Farm Kids


 

FARM KIDS
Our neighbor’s slim rag doll of a daughter (not,
we’re told, of his own getting) breathed out: "You’ve got
so many cookbooks!" – each eye a startled O
as it skimmed our kitchen shelves – "And so
much food!" Later, straight-faced, she said her mother
lives now with her new boyfriend in another
county. Hard up for farm jobs, her "Dad" has to drive
60 miles to the factory, getting up at 5
AM to leave them where his folks watch after them
until he gets back home – sometimes 5 PM.
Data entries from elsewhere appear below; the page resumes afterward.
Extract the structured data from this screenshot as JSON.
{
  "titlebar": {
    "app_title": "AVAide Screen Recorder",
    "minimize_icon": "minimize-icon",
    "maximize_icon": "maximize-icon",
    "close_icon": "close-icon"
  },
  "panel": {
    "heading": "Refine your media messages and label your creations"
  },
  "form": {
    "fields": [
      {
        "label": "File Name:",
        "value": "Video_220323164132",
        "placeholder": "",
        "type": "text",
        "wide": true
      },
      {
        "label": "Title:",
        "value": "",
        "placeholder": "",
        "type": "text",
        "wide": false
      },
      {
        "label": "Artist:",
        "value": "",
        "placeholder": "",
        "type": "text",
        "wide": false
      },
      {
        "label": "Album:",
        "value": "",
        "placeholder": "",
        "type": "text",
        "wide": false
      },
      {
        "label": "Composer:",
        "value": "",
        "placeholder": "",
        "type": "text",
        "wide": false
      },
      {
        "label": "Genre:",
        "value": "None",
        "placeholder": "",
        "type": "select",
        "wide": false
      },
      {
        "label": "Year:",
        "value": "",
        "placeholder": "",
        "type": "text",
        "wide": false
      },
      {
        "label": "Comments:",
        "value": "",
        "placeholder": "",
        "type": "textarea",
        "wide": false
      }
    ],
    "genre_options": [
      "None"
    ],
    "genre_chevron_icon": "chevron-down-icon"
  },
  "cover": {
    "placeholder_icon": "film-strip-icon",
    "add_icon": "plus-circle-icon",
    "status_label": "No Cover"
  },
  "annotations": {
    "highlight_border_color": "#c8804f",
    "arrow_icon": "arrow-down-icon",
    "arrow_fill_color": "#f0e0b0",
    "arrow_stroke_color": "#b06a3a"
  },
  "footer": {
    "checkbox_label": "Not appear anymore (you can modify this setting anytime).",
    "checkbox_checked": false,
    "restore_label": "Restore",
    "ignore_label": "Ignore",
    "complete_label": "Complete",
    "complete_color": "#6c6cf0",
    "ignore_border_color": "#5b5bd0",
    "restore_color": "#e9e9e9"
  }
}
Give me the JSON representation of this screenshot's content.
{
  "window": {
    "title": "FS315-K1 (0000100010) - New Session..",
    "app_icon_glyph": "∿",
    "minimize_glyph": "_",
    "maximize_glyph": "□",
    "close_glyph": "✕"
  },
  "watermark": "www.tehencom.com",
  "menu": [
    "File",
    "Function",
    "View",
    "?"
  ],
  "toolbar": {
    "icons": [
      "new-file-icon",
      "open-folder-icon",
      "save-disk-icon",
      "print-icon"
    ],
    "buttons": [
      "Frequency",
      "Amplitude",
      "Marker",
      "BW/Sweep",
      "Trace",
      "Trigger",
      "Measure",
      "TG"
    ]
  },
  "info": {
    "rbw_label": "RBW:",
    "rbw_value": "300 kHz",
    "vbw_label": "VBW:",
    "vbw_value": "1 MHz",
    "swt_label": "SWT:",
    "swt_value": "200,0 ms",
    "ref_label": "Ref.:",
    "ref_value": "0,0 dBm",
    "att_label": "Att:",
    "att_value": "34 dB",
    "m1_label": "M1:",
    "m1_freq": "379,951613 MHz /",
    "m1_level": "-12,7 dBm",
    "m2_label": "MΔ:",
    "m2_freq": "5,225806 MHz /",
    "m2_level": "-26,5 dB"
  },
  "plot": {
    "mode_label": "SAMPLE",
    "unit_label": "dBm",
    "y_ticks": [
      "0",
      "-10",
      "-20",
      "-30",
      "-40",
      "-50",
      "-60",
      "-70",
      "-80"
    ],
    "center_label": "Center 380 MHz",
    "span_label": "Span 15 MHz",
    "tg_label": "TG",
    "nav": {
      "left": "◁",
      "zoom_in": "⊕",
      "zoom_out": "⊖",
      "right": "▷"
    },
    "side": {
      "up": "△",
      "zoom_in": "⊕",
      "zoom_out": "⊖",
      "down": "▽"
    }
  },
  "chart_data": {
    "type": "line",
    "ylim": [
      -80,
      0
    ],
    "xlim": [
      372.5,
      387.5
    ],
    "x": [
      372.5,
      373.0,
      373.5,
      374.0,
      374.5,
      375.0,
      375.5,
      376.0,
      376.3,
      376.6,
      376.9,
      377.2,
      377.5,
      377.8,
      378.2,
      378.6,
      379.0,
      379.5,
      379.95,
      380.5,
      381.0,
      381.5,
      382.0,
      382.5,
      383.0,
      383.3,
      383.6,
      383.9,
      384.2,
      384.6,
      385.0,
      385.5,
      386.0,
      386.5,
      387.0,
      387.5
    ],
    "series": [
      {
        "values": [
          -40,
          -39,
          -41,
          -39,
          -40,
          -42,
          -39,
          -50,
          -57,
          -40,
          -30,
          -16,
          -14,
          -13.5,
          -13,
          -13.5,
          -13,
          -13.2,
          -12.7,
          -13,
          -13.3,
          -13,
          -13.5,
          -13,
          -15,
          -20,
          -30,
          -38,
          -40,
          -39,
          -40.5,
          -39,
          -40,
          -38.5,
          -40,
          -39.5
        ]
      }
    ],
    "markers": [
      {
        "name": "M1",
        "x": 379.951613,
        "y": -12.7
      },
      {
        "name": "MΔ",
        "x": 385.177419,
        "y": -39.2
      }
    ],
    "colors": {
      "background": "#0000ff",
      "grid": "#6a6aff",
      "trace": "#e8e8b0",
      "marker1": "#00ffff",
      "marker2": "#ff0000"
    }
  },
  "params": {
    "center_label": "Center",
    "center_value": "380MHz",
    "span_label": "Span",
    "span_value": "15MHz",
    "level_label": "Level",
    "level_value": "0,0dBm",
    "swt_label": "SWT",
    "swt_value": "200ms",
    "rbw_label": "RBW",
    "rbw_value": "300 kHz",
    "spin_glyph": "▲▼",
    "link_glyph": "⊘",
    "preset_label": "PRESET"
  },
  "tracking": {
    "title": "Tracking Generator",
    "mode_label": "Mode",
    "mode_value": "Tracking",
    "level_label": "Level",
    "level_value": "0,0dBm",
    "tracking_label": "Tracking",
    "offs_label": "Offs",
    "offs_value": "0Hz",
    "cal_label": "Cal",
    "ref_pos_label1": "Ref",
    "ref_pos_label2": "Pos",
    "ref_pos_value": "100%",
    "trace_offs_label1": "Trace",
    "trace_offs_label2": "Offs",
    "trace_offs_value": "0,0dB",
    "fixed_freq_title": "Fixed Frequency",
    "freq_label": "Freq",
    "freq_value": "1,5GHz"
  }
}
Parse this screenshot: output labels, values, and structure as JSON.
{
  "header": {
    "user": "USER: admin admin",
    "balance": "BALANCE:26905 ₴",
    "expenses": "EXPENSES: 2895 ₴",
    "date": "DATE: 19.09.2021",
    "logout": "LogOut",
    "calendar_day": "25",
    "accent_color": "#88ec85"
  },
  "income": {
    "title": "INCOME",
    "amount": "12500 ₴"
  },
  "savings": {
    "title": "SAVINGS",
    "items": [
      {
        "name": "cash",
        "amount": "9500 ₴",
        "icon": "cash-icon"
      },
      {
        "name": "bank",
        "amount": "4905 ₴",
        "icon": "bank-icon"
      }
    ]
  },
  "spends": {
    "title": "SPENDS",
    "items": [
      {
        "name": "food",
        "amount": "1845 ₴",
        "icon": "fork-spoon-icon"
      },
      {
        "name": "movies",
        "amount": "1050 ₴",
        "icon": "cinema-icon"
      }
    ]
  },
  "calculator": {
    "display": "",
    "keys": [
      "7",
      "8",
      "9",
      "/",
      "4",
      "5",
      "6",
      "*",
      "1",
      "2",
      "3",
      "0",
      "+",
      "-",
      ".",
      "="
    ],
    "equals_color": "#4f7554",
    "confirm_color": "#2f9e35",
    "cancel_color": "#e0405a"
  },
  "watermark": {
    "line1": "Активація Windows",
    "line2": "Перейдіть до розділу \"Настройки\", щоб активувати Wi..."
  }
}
We go for long walks every evening. If we pass
their trailer, they all tumble out shouting, "Snodgrass!
Snodgrass!" The slim, straight-faced one is thought slow
by her teachers. There’s much she’d do well not to know.
The cool offspring of our city friends are driven
to special schools, sports dates, parties, given
phones, computers, cars, the insatiate stuff
that will guarantee they can’t ever get enough.
Our neighbors’ less keen hungers and kinder drives
make sure they’ll make nothing of their lives but lives.

W. D. Snodgrass